• There is also a rv_sme_v1 column which was the value found in the original GALAH DR3 release which had an incorrect barycentric correction.
• dr2_radial_velocity (and its error columns)
• Radial velocity from Gaia DR2
• This value is also listed as rv_gaia_dr2 in galah_dr3.main_spec and galah_dr3.main_star.

### FGK binary stars

Binary stellar systems represent a significant fraction of stars in our Galaxy. Therefore, their effect on observations, as well as their impact on the Galactic environment, have to be properly taken into account when studying Galactic structure and evolution. To this end, we present a sample of 12760 binary systems for which the properties of their stellar components were derived in a separate analysis from the main DR3 analysis.

The details of the analysis are described in Traven et al. (2020), and the catalogue of derived parameters is available at CDS.

### galahfco

List of fields and field cofiguations. Each field is specified by its location (ra, dec) and has a unique identifier field_id. Each row describes a field configuration. There can be multiple rows with same field_id indicating different configurations that the field can be observed in, e.g., fields observed with different magnitude ranges specified by (vmin ,vmax). Description of the available columns is given below.

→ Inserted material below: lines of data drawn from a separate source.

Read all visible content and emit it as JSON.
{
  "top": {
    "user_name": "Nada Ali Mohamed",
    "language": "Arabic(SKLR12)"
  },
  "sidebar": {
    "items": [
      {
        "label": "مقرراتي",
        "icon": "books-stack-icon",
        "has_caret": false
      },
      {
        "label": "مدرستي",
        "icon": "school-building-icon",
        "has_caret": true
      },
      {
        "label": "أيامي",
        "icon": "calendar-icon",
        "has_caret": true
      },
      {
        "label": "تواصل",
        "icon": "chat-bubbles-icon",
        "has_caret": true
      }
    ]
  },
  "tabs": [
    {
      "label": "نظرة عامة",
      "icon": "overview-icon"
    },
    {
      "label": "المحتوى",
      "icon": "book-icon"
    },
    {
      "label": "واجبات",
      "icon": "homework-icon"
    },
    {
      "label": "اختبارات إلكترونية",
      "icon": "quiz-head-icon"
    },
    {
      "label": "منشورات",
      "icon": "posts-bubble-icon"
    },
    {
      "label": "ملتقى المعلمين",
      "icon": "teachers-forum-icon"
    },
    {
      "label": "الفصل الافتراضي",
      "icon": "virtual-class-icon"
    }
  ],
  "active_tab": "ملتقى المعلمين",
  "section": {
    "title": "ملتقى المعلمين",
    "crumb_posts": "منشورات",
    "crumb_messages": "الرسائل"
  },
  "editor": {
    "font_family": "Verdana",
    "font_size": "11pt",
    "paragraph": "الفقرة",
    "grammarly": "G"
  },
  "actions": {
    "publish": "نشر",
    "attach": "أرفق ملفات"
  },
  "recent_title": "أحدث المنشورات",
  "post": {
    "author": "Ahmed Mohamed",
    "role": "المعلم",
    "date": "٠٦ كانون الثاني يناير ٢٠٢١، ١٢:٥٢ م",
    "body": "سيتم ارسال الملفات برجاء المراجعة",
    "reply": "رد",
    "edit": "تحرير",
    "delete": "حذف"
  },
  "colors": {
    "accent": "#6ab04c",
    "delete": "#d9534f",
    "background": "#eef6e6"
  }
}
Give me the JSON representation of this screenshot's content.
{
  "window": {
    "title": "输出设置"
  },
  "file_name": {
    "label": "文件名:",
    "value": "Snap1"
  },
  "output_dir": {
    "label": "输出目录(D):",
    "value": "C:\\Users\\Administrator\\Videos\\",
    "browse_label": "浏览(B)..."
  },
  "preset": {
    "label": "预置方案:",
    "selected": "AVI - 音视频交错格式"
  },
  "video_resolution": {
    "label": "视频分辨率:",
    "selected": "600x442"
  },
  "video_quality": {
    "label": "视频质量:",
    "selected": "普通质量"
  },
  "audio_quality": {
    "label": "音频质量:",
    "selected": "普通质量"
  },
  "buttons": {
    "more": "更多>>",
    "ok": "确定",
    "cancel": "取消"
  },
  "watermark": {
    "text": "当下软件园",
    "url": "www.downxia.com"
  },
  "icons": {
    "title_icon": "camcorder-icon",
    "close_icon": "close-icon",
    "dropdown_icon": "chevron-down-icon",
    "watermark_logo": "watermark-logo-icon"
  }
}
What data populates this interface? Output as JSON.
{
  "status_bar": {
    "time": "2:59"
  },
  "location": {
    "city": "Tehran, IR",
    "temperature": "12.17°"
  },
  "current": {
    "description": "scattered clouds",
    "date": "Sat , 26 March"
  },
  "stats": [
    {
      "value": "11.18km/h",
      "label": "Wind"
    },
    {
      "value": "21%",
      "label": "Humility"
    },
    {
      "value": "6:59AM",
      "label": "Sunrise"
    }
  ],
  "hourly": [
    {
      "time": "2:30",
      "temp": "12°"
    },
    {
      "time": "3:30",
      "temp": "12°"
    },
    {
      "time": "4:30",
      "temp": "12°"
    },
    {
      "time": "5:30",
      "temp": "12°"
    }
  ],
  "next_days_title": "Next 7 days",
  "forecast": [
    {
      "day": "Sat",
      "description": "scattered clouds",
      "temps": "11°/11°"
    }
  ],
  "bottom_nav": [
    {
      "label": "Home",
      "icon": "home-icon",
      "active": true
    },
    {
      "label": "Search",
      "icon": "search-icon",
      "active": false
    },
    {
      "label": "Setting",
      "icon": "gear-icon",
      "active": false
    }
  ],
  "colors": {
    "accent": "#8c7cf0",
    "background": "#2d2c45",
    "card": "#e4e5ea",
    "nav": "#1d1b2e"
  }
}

• field_id: (int) Unique field identifier
• ra: (deg)
• dec: (deg)
• radius: (deg) Ranging from 0 to 1.0
• selfunc: (int) Selection function
• vmin: Minimum V(J,K) magnitude
• vmax: Maximum V(J,K) magnitude
• vsplit: V(J,K) mag used for complicated selection functions
• vexp: V(J,K) magnitude used to set exposure time.
• progname: (str) one of the following ['bright', 'galah', 'galah_faint', 'galah_ufaint', 'k2', 'ocluster', 'repeat0', 'tess']
• fco_id: field configiration identifier, row number in the table
• priority: (int) 0 or 1 (for internal use)
• active: (int) 0 or 1 (for internal use)
• special: (int) 0 or 1 (for internal use)
Nov. 6, 2020 by J. Simpson
April 26, 2021, 10:15 p.m. S. Sharma